INSTRUCTIONS TO FOLLOW: Only a number is expected: the count of lines in the listing where "JSON" occurs.

DATASET:

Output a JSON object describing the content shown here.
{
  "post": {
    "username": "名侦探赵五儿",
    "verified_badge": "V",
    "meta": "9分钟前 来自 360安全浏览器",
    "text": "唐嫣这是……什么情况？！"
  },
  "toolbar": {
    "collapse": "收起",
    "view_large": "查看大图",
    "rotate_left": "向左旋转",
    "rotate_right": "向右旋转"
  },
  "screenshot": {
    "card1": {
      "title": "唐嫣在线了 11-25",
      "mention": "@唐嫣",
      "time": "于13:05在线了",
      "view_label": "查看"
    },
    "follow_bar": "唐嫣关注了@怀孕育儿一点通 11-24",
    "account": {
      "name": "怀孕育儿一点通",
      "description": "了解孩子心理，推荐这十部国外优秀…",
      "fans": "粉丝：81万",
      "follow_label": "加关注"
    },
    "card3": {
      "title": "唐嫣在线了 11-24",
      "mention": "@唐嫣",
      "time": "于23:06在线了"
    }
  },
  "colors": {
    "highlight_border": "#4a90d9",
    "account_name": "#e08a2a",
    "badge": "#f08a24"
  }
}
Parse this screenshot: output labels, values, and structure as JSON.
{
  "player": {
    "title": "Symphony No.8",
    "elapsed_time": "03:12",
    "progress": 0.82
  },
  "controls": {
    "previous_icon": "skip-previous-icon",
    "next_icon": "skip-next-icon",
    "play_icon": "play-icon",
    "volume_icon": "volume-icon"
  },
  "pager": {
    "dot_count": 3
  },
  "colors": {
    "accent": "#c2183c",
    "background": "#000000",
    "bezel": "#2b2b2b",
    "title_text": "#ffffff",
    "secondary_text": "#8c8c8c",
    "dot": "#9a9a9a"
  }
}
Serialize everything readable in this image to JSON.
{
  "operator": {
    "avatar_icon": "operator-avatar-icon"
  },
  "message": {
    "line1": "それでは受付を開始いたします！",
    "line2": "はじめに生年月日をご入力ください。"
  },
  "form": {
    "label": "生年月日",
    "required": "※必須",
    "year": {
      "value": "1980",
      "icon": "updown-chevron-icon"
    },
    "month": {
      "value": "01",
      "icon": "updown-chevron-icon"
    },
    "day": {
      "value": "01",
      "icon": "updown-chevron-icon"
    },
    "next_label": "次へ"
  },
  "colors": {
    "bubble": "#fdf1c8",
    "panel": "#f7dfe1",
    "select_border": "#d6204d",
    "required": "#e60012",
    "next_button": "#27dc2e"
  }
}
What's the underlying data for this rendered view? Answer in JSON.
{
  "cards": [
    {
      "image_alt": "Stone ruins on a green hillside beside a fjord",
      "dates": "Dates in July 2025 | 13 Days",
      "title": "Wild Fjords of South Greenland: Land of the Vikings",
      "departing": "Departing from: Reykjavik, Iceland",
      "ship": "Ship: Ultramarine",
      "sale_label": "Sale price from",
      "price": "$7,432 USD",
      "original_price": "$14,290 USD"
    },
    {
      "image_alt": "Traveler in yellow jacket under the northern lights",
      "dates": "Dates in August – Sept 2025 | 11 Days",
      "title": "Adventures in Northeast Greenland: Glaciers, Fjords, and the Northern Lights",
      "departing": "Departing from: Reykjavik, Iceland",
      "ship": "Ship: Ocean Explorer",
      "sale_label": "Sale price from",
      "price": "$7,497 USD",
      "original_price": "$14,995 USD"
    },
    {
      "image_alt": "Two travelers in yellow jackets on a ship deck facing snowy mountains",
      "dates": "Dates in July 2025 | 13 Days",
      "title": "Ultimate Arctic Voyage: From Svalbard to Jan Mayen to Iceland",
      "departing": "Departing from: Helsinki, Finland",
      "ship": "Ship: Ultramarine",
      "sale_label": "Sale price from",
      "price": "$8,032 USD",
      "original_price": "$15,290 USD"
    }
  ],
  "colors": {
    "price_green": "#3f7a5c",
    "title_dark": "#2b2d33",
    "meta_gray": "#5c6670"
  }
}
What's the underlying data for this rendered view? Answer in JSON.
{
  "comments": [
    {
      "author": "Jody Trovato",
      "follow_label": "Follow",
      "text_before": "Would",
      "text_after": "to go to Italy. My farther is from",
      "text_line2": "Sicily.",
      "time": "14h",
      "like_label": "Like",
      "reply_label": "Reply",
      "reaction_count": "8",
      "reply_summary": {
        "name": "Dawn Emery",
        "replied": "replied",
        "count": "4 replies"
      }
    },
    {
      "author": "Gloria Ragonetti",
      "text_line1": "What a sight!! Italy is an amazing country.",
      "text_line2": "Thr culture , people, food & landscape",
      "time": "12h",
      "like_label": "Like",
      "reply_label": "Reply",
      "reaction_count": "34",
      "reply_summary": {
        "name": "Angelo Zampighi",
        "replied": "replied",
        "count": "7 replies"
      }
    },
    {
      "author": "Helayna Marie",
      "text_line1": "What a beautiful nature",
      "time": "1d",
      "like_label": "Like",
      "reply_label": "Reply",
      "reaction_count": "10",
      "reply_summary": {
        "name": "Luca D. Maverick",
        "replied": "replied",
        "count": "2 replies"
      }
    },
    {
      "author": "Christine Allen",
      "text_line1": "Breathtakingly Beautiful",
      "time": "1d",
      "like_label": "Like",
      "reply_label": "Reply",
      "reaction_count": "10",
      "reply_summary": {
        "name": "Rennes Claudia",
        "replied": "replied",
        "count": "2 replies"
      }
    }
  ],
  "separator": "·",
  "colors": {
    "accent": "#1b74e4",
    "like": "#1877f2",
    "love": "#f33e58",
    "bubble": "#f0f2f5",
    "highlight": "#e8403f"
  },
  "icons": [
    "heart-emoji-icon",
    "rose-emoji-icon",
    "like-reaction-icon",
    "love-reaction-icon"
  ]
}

ANSWER BOX: 5